Today, we live in an instant world, where entertainment is literally at the tip of our fingers wherever and whenever we want it. We don’t have to go somewhere to a social gathering or wait until it is dark. We push a button wherever we are and literally have endless choices. We actually have so many choices, that we can’t always make up our minds – and not just about entertainment, but about other things in life too.

I’m not against this way of doing. I do it too and I enjoy it, but I think that we have lost something very important with the way we are entertained in our day. We don’t need our imagination so much anymore, because all the imagining is being done for us now. That book that we should have read and the world in it we should have imagined, is now a movie and we don’t have to go through the trouble of imagining characters and worlds, because someone else have decided for us what it looks like. We just have to sit back and watch without any effort on our behalf. And then forget it again. Because tomorrow we will have some more choices and we will be bombarded with some more special effects and we’re getting so overly stimulated, that our brains doesn’t have any time to enjoy and process and remember the last thing we’ve watched before watching the next.

Our friend, Abri, is a good storyteller. He can entertain one in such a way by telling you about something happening to him that it feels as if you have experienced it with him. He also tells his sons stories. One of the ‘series’ he tells them is about Buks, a farm dog. Buks is an awesome dog. He makes grand plans and fight scary lions and nothing ever gets the better of him. The stories are entertaining and get made up as Abri goes, which sometimes are very, very funny. When he goes away, he records a few stories, so that his sons can listen to them. They love it! And not only does it stimulate the boys’ imaginations, but it tightens the relationship between father and sons.
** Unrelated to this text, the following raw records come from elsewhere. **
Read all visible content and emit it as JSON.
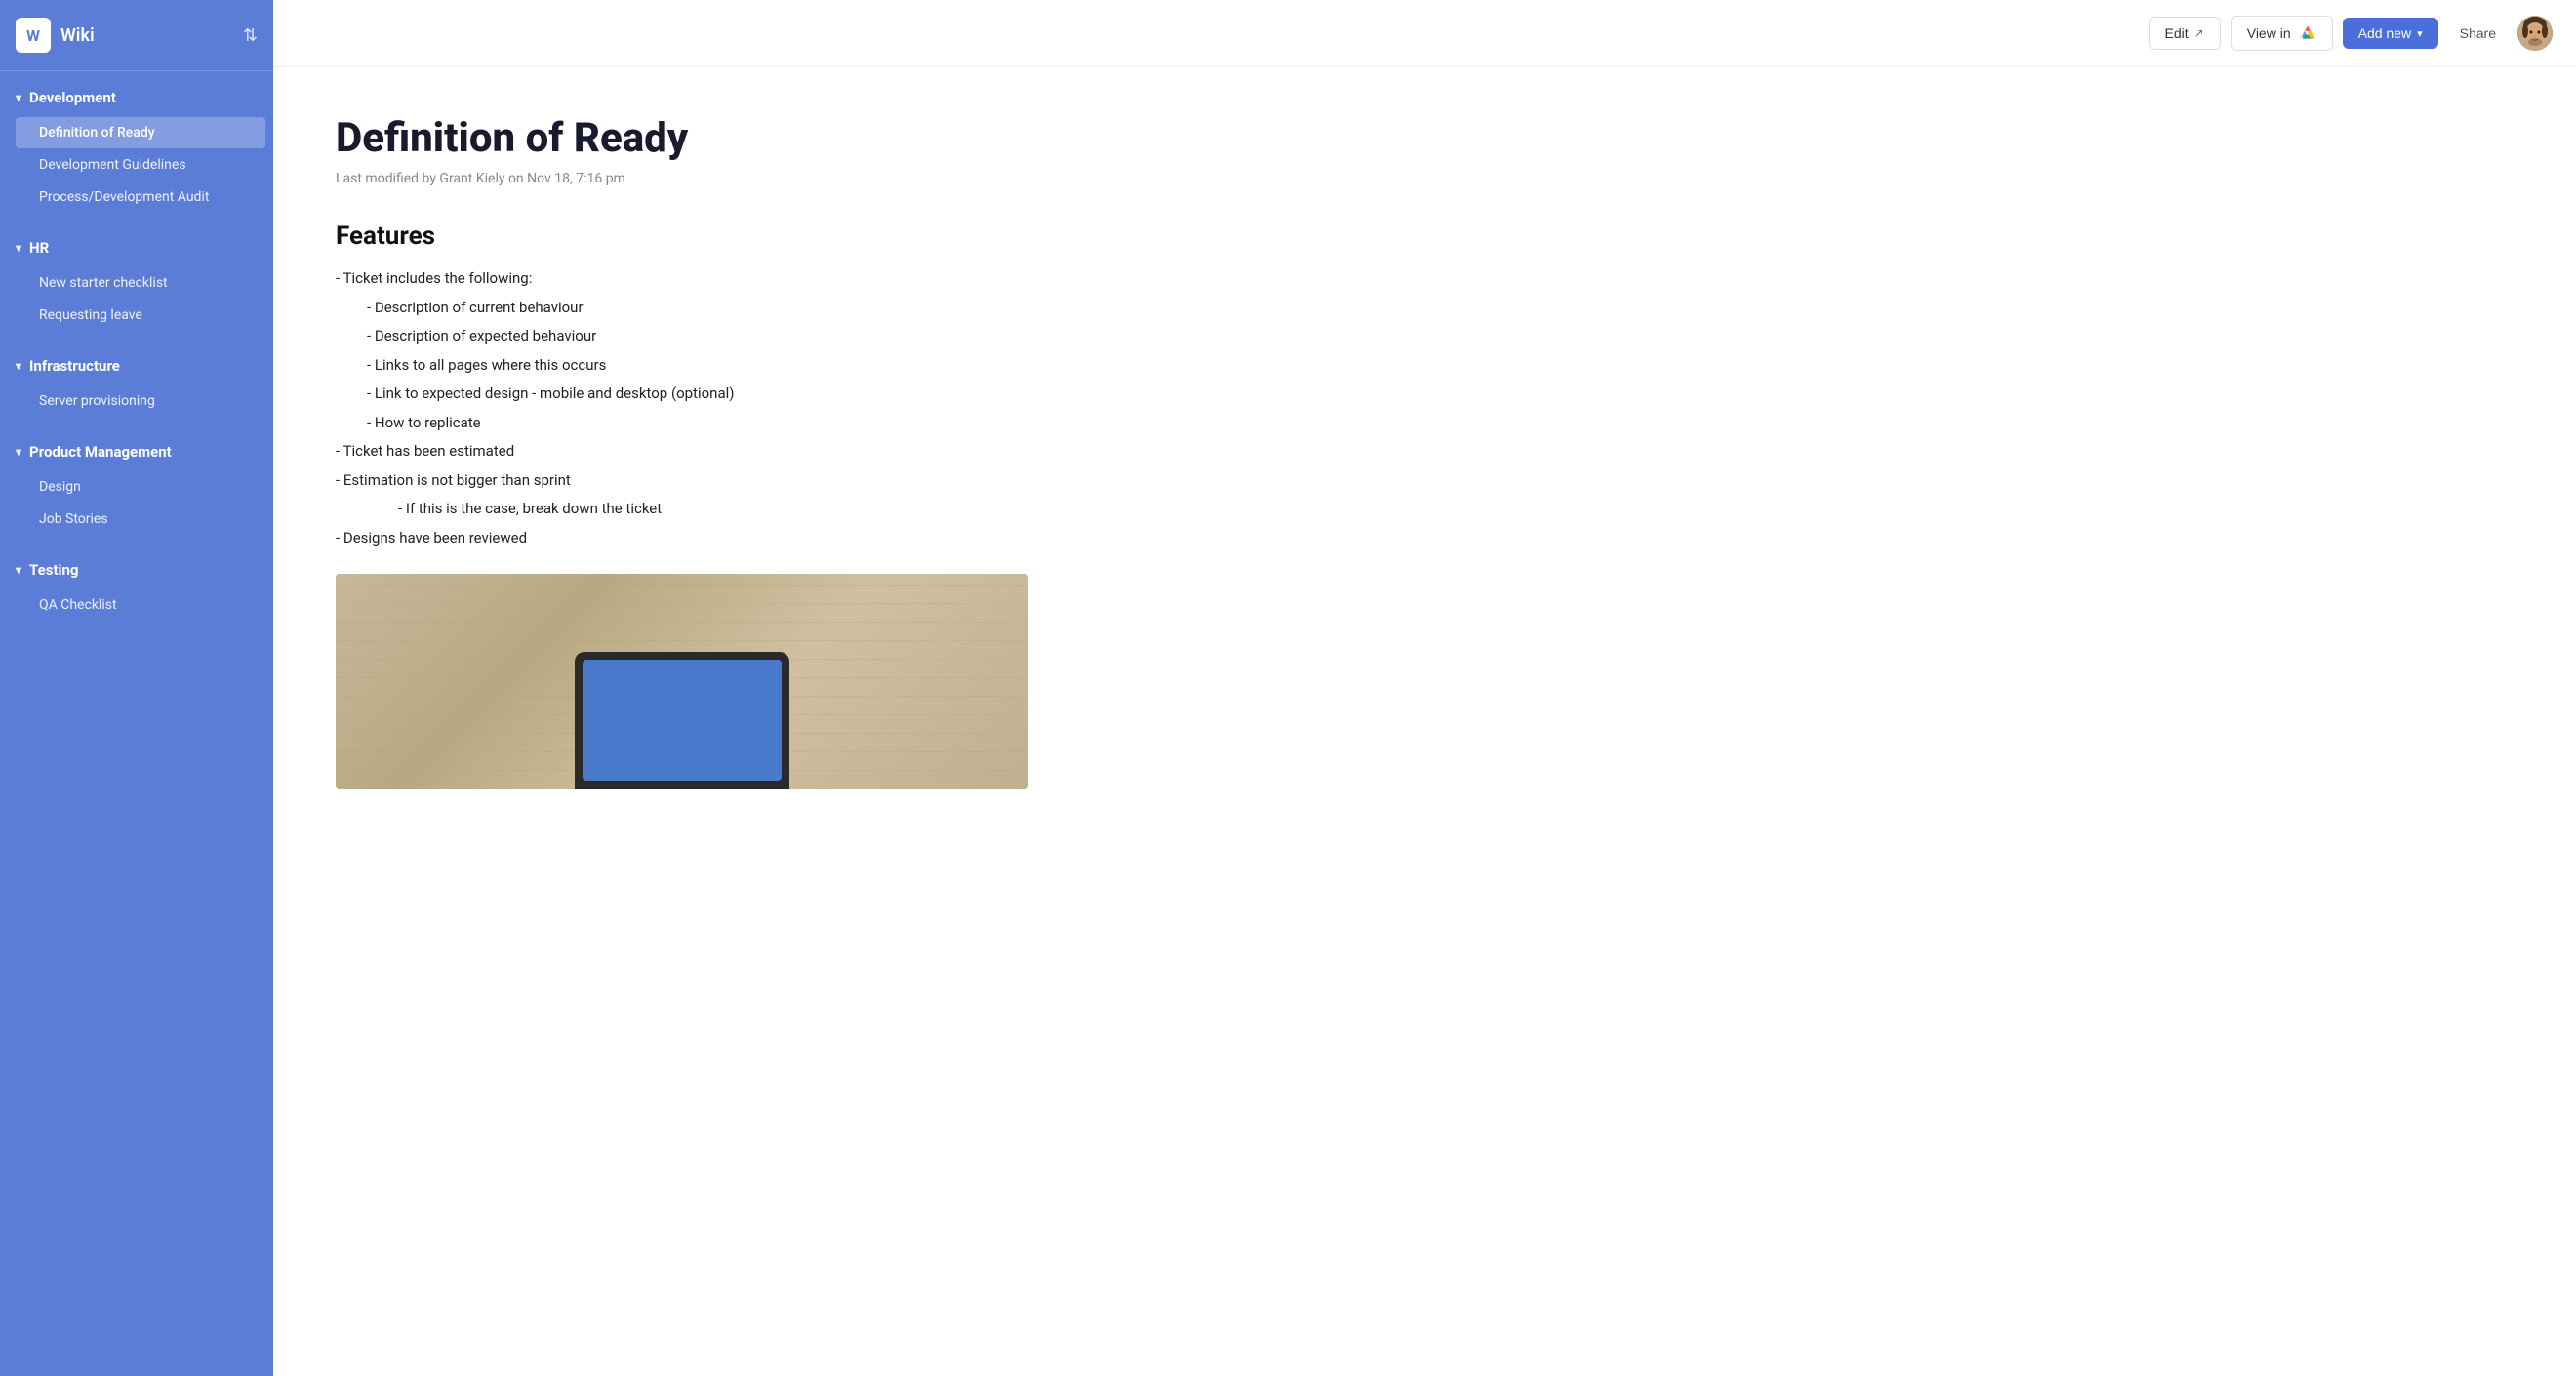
{
  "sidebar": {
    "logo_letter": "W",
    "logo_text": "Wiki",
    "sections": [
      {
        "id": "development",
        "label": "Development",
        "expanded": true,
        "items": [
          {
            "id": "definition-of-ready",
            "label": "Definition of Ready",
            "active": true
          },
          {
            "id": "development-guidelines",
            "label": "Development Guidelines",
            "active": false
          },
          {
            "id": "process-development-audit",
            "label": "Process/Development Audit",
            "active": false
          }
        ]
      },
      {
        "id": "hr",
        "label": "HR",
        "expanded": true,
        "items": [
          {
            "id": "new-starter-checklist",
            "label": "New starter checklist",
            "active": false
          },
          {
            "id": "requesting-leave",
            "label": "Requesting leave",
            "active": false
          }
        ]
      },
      {
        "id": "infrastructure",
        "label": "Infrastructure",
        "expanded": true,
        "items": [
          {
            "id": "server-provisioning",
            "label": "Server provisioning",
            "active": false
          }
        ]
      },
      {
        "id": "product-management",
        "label": "Product Management",
        "expanded": true,
        "items": [
          {
            "id": "design",
            "label": "Design",
            "active": false
          },
          {
            "id": "job-stories",
            "label": "Job Stories",
            "active": false
          }
        ]
      },
      {
        "id": "testing",
        "label": "Testing",
        "expanded": true,
        "items": [
          {
            "id": "qa-checklist",
            "label": "QA Checklist",
            "active": false
          }
        ]
      }
    ]
  },
  "topbar": {
    "edit_label": "Edit",
    "view_in_label": "View in",
    "add_new_label": "Add new",
    "share_label": "Share"
  },
  "page": {
    "title": "Definition of Ready",
    "meta": "Last modified by Grant Kiely on Nov 18, 7:16 pm",
    "features_heading": "Features",
    "content": {
      "line1": "- Ticket includes the following:",
      "line2": "- Description of current behaviour",
      "line3": "- Description of expected behaviour",
      "line4": "- Links to all pages where this occurs",
      "line5": "- Link to expected design - mobile and desktop (optional)",
      "line6": "- How to replicate",
      "line7": "- Ticket has been estimated",
      "line8": "- Estimation is not bigger than sprint",
      "line9": "- If this is the case, break down the ticket",
      "line10": "- Designs have been reviewed"
    }
  }
}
We still have a few storytellers around. They are mostly humorous and are limited to a few TV shows and yearly cultural festivals and people have to pay to hear them, but at least they still exist. Are there still people telling ghost stories for fun and for free around a camp fire like we did when we were children?
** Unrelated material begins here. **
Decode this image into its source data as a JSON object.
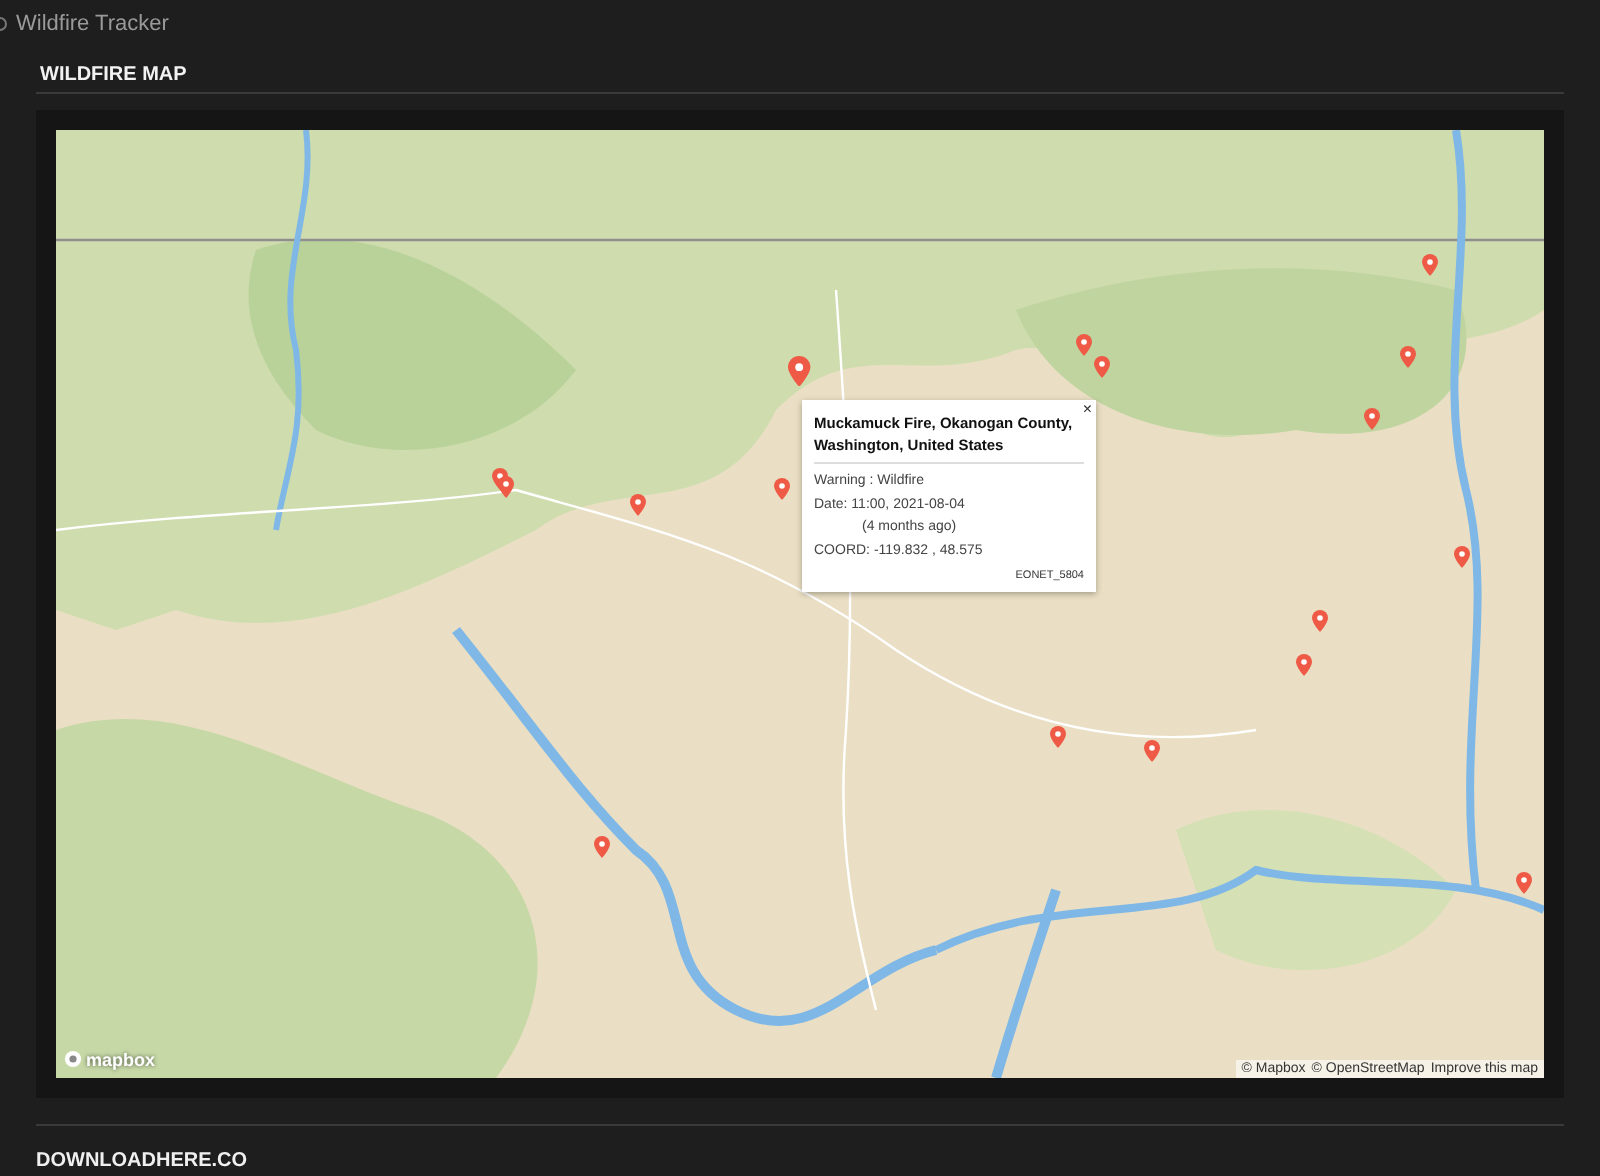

God is a great storyteller. He created billions of characters throughout history and has ‘scripted’ their stories for them. I wonder how many of us live out our stories as He has originally plotted it out, or how much we deviated from His script for our lives to instead live our own, ‘better’ versions through the choices we make? Or how much living we are missing out on because we spend our days on our phones. He also made sure that a lot of His stories got written down for us, so that we can learn from the lives of Adam and Enoch and Noah and Abraham and Isaac and Jacob and Esther and ultimately, Jesus, and that we can have a ‘compass’ to navigate our own stories by. Luckily even those are electronically available today…

I sometimes ponder on how much we miss out on because of the entertainment we choose thanks to our technologically advancing lives. I wonder how many unsaid words there are between people because we choose to live virtually with our eyes glued to a little electronic screen in our hands, instead of looking around in awe at the world and playing out the ‘scripts’ we have with our loved ones.

Unless we switch off that little device every now and then, I guess we will probably never know.

©  Fielies (Riëtte) De Kock

Awesomest wife. Finest mom. Hopefullest Writer. Forever dreamer. Temporarily living in Cairo, Egypt.